For years I listened to the Annual Business Meeting reports from the Treasurers who preceded me, and even though I have a pretty good head for figures, I always ended up wondering what all those numbers really meant. Were we doing OK? Were we using our resources effectively? Were we sitting on assets that ought to be working more directly to support our organization and its members? (Could I have another piece of bacon?)
So today I’ll fulfill my responsibility by showing you the balance sheet for the most recently completed fiscal year, and telling you about some of the more significant numbers in it -- but also, since I’m a storyteller at heart, I thought I’d frame some contextual information in the form of a narrative. It starts with my own personal story, but in a larger sense it’s about the journey this organization and all its individual members have been taking since the VRA was founded in 1982.
If you study the balance sheet closely, you’ll see that our assets are distributed among several different categories, with different purposes. Our Bank of America Money Market account (green slice) serves as the ready reserve, taking in major amounts during the November membership drive and pre-conference registration months. We move funds from this account into checking (red slice) as needed to pay our obligations throughout the year.
When I mentioned earlier that our balance sheet on March 15 showed a robust net asset figure on that specific date, this reflects income from membership dues and conference registrations, but not the major expenditures that will be made after the conference, throughout the summer, and into the fall. The Association is in a position similar to that of an independent contractor who gets paid twice a year, and has to make that income last for a full twelve months.
The Certificate of Deposit (purple slice) and Treasury Bill (blue slice) provide us with interest income while being readily available in case of emergencies. We don’t use these assets to fund operating expenses, just as you wouldn’t tap into your 401k to buy groceries. The wisdom of maintaining a cash reserve and additional emergency funds became clear in retrospect with the tragedy of 9/11 during the fall of 2001. What if those terrible events had occurred just prior to, or during, our conference? Could the Association survive such a crisis financially?
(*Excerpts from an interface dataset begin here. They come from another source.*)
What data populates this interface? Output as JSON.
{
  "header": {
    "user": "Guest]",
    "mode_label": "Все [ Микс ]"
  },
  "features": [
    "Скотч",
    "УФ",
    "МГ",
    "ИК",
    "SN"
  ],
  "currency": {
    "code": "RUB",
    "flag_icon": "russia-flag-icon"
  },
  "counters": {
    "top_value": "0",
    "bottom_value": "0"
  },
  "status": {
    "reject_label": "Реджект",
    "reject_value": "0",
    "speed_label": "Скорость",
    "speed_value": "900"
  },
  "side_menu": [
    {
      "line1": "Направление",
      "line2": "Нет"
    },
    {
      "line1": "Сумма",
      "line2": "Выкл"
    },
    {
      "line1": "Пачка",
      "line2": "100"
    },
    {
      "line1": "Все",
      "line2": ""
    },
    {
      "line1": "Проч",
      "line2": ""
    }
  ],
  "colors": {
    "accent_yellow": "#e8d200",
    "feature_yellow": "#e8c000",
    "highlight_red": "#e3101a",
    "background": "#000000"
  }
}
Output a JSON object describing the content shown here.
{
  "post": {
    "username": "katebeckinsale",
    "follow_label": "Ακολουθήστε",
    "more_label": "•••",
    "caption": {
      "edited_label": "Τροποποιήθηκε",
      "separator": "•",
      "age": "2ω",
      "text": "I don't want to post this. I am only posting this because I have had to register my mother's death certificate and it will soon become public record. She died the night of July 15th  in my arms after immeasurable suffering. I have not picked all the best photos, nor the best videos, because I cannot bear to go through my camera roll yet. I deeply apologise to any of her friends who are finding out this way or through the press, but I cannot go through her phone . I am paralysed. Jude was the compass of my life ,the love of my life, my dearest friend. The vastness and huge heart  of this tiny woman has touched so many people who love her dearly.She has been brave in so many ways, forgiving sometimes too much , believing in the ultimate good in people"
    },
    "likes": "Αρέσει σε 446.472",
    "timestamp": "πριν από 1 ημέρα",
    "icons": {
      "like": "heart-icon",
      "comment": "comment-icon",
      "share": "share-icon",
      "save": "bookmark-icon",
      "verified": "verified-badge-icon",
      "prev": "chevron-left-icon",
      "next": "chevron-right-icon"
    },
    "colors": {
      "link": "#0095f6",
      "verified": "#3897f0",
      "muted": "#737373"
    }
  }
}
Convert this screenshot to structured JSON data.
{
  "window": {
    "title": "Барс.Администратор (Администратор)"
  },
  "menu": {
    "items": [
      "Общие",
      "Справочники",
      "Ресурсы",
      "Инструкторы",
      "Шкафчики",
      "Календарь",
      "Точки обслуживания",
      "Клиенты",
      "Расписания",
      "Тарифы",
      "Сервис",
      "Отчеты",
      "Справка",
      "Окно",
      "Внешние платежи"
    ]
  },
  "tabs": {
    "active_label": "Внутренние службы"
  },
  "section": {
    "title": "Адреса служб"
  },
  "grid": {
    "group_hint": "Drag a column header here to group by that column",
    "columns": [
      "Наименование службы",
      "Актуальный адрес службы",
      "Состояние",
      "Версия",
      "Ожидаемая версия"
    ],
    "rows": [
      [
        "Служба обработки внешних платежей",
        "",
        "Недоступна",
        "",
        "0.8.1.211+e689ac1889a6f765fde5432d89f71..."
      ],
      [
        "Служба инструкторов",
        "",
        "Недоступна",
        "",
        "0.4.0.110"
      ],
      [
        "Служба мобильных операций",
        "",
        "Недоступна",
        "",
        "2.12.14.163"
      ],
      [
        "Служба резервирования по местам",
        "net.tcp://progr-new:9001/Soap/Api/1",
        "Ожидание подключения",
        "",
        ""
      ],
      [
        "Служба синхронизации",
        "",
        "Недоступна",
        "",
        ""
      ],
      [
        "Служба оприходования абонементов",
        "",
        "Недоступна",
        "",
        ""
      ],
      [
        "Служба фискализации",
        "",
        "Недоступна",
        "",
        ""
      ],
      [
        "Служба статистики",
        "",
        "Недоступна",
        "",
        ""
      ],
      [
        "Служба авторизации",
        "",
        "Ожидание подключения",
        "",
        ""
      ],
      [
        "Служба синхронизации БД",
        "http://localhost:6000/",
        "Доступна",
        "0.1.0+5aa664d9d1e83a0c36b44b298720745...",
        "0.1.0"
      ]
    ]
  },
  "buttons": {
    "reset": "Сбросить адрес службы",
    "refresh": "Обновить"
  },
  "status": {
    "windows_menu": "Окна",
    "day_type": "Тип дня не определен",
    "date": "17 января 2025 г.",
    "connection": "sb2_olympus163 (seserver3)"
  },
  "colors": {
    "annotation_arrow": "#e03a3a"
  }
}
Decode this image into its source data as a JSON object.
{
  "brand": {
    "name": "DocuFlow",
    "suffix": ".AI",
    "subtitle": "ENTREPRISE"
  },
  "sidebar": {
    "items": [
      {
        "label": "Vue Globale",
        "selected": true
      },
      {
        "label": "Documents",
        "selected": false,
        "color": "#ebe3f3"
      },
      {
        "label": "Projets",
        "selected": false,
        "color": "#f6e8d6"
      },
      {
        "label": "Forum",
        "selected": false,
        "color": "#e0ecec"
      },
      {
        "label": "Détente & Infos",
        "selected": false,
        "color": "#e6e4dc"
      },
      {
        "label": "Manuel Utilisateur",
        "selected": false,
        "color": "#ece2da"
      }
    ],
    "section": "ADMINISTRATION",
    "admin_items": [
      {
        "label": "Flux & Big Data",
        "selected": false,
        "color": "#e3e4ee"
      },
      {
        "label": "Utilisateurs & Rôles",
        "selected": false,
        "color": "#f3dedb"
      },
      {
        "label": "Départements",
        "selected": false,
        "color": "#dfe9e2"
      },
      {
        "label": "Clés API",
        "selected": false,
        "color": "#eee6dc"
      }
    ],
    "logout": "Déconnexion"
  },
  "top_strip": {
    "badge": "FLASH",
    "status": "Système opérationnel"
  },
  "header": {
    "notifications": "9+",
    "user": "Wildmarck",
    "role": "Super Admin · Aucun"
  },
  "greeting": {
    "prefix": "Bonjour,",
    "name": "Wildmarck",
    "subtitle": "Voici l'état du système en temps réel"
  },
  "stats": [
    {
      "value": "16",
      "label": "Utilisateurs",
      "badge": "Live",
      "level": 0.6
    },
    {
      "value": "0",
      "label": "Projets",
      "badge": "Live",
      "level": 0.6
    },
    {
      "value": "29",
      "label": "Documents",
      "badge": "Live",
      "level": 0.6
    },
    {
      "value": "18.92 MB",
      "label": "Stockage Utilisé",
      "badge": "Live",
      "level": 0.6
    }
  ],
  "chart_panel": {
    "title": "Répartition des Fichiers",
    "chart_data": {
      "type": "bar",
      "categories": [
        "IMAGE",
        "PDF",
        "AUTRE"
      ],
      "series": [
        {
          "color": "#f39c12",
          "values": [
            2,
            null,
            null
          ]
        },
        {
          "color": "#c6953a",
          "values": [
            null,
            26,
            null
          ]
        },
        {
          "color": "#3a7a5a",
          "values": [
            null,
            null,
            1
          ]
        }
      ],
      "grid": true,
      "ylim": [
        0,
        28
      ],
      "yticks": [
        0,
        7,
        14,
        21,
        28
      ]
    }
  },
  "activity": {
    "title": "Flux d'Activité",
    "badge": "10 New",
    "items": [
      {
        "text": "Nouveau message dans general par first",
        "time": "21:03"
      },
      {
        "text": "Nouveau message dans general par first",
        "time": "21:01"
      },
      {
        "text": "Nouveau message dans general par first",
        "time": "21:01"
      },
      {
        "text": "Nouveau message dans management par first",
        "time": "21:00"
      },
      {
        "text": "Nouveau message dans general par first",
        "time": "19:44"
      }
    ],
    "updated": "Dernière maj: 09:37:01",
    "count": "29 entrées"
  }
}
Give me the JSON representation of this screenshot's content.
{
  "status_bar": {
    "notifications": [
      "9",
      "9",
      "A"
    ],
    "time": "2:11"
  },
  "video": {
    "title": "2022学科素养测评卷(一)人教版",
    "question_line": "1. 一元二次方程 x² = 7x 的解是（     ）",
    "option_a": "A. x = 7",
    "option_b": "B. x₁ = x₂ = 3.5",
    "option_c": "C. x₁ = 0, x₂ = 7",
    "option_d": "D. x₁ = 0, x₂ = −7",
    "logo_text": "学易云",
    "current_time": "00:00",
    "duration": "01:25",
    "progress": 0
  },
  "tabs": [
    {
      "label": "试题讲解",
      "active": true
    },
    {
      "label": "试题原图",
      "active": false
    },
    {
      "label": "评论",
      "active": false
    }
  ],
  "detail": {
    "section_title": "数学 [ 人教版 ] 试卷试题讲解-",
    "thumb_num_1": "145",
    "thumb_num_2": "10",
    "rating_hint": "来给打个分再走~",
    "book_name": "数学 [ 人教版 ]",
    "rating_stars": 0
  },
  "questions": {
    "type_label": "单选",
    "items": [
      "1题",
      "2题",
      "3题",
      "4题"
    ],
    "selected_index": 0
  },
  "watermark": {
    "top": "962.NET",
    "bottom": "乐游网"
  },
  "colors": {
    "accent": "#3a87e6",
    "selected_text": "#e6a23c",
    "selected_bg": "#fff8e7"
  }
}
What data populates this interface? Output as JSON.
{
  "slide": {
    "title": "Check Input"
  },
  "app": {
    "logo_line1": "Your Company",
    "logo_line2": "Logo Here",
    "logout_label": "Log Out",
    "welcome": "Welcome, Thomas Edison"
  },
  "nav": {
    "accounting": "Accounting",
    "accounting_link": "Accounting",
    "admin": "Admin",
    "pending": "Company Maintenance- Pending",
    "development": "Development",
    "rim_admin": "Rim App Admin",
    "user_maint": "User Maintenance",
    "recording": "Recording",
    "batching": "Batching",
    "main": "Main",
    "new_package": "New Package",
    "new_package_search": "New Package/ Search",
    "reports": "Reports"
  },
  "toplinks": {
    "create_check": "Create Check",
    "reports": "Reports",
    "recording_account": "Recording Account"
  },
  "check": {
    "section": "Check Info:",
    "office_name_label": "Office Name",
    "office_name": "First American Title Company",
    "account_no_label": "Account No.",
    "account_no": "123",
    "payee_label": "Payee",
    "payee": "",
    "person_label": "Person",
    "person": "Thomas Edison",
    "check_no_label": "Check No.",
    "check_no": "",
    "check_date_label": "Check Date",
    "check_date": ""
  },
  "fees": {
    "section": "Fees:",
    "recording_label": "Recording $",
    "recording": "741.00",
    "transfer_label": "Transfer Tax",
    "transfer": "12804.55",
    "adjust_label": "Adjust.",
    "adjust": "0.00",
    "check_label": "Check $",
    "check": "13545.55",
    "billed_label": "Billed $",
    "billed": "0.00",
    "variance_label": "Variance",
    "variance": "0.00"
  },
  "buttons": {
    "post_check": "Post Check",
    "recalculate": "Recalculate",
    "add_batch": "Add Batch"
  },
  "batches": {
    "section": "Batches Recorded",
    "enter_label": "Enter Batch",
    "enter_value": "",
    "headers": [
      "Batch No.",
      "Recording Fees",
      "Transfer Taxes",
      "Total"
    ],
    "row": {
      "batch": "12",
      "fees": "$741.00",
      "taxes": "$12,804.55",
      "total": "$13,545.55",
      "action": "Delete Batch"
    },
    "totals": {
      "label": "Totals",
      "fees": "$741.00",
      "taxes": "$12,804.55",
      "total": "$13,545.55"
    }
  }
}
By mid-decade, the Association’s assets had climbed to over $400,000The growing portion not needed for operating expenses and the 6-month reserve was placed in Fidelity Investment accounts in the expectation that this would bring us a better return than low-interest bank accounts. And, again, this strategy worked – until it didn’t. With the bursting of the housing bubble and the onset of the Great Recession, our Fidelity Investment accounts began to lose money: $14,000 between 2007 and 2009. But all things considered, we got off more lightly than was true of the endowments at many of the institutions that employ our members. College and universities, museums and other cultural heritage organizations typically depend on endowments to provide a portion of their operating budgets, and have rules in place to prevent draw-downs greater than modest sustainable amounts. As their endowments plummeted in value, many of our institutions suddenly faced budget crises at the same time that the full impact of the decade-long shift from analog to digital, from departmental collections to personal image “silos,” hit the visual resources community full force. Visual resources positions across the country were cut back, consolidated, or eliminated outright. Those who were fortunate enough to keep their jobs saw institutional travel and professional development funding slashed, making it difficult for many of our members to attend conferences at the very time they needed more than ever to network and develop their skills.
By 2009, even as the nation began its slow recovery and our Fidelity Investment funds began to regain lost ground, the VRA experienced its first in an ongoing series of budget deficit years, in which, with the exception of the joint conference year of 2011, our expenses have routinely exceeded our income. Our deficits are not large, thanks to careful budgeting. Still, your Executive Board is uncomfortably aware that we are surviving in part by tapping into the assets that our predecessors nurtured carefully during the years of plenty. But we also know that any dramatic move on our part to “raise taxes” by significantly increasing your membership dues or conference registration fees would likely prove counterproductive, resulting in further membership attrition.
One strategy we are investigating is the possibility of using our Fidelity Investment funds – nearly half of the Association’s assets (that big orange slice) – as a form of endowment, drawing down any increase in value over a multi-year average to help support current operations. Watch for more information about this in the near future.
Our reliance on membership dues is similar; the conference plays a much larger role today in Association finances than was true twenty years ago; donations and fundraising of all kinds still are pretty modest.
Treasurer’s ReportAnnual Business Meeting April 5, 2013
FY 2012 Profit & Loss Net Income: $141,613.03Net Expenses: $145,617.61Operating Deficit: -$4,004.58
FY 2013 Balance Sheet (3/15/2013) Total Assets: $487,805.19